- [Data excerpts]
───

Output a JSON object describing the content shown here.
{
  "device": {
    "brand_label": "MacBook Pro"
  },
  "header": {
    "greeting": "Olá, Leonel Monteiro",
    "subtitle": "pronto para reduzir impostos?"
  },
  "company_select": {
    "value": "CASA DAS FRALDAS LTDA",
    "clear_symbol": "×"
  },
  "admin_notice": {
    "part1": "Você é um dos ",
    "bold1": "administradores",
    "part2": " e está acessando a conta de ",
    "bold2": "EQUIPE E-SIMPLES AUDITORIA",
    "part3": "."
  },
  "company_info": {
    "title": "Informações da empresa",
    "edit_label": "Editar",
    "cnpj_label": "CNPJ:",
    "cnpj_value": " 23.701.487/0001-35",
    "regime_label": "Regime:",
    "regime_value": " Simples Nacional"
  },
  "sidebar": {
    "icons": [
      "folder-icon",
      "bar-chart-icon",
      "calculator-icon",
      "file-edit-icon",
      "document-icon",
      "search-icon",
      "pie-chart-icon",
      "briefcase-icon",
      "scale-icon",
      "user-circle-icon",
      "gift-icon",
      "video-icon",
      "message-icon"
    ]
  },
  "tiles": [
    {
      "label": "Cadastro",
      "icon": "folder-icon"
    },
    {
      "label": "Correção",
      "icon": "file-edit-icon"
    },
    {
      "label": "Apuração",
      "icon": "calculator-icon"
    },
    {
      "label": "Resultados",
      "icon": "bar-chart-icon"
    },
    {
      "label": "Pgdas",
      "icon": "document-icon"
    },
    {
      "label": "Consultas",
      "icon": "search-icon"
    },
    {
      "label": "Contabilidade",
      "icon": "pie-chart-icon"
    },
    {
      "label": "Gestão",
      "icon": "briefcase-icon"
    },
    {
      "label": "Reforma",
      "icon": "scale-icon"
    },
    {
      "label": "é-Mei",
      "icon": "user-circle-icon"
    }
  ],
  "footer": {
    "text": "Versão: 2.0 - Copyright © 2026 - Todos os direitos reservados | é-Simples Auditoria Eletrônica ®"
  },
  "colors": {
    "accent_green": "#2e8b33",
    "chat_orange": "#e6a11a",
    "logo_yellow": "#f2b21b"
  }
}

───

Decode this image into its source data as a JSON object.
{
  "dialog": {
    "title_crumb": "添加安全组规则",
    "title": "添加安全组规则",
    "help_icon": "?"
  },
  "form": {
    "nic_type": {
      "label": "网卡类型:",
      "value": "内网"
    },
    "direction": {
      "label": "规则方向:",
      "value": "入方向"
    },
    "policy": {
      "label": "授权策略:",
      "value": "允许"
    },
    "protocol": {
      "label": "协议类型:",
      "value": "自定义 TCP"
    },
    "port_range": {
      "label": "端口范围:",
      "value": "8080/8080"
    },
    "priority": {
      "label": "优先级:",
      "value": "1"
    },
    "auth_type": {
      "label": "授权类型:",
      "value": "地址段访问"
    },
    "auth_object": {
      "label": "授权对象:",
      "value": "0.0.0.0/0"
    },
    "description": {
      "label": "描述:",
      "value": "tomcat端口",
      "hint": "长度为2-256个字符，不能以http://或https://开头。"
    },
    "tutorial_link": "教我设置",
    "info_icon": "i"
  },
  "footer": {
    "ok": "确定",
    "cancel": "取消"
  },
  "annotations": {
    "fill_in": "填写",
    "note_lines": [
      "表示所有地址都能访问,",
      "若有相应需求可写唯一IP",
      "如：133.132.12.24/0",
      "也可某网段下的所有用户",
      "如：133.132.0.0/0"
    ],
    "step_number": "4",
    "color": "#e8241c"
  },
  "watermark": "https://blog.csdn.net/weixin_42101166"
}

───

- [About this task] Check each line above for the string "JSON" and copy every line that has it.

- [Answer below]
Output a JSON object describing the content shown here.
Decode this image into its source data as a JSON object.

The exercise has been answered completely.